> _Exercise objective_: Each entry, in full: reproduce it exactly.

** Opening Extracted material block **

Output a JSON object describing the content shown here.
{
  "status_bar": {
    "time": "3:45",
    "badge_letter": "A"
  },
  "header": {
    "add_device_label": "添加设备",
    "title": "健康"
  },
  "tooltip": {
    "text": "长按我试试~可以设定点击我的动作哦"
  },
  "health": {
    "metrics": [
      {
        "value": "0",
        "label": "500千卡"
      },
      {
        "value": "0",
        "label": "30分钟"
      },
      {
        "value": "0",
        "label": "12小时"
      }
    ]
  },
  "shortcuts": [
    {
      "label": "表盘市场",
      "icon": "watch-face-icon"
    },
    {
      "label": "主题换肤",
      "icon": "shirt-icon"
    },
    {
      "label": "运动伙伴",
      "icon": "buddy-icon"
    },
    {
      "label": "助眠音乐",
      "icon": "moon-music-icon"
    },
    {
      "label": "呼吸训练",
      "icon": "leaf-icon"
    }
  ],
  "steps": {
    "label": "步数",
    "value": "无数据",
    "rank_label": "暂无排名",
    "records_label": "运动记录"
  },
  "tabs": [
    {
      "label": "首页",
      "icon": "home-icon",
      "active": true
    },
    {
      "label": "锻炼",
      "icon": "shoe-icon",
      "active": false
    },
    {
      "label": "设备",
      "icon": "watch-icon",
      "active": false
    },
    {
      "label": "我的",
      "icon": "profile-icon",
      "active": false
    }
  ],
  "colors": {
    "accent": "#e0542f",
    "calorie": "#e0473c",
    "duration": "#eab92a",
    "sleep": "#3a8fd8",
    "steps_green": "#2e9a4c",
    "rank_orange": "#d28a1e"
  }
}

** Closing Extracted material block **

> _Output below_:
Output a JSON object describing the content shown here.
{
  "status_bar": {
    "time": "3:45",
    "badge_letter": "A"
  },
  "header": {
    "add_device_label": "添加设备",
    "title": "健康"
  },
  "tooltip": {
    "text": "长按我试试~可以设定点击我的动作哦"
  },
  "health": {
    "metrics": [
      {
        "value": "0",
        "label": "500千卡"
      },
      {
        "value": "0",
        "label": "30分钟"
      },
      {
        "value": "0",
        "label": "12小时"
      }
    ]
  },
  "shortcuts": [
    {
      "label": "表盘市场",
      "icon": "watch-face-icon"
    },
    {
      "label": "主题换肤",
      "icon": "shirt-icon"
    },
    {
      "label": "运动伙伴",
      "icon": "buddy-icon"
    },
    {
      "label": "助眠音乐",
      "icon": "moon-music-icon"
    },
    {
      "label": "呼吸训练",
      "icon": "leaf-icon"
    }
  ],
  "steps": {
    "label": "步数",
    "value": "无数据",
    "rank_label": "暂无排名",
    "records_label": "运动记录"
  },
  "tabs": [
    {
      "label": "首页",
      "icon": "home-icon",
      "active": true
    },
    {
      "label": "锻炼",
      "icon": "shoe-icon",
      "active": false
    },
    {
      "label": "设备",
      "icon": "watch-icon",
      "active": false
    },
    {
      "label": "我的",
      "icon": "profile-icon",
      "active": false
    }
  ],
  "colors": {
    "accent": "#e0542f",
    "calorie": "#e0473c",
    "duration": "#eab92a",
    "sleep": "#3a8fd8",
    "steps_green": "#2e9a4c",
    "rank_orange": "#d28a1e"
  }
}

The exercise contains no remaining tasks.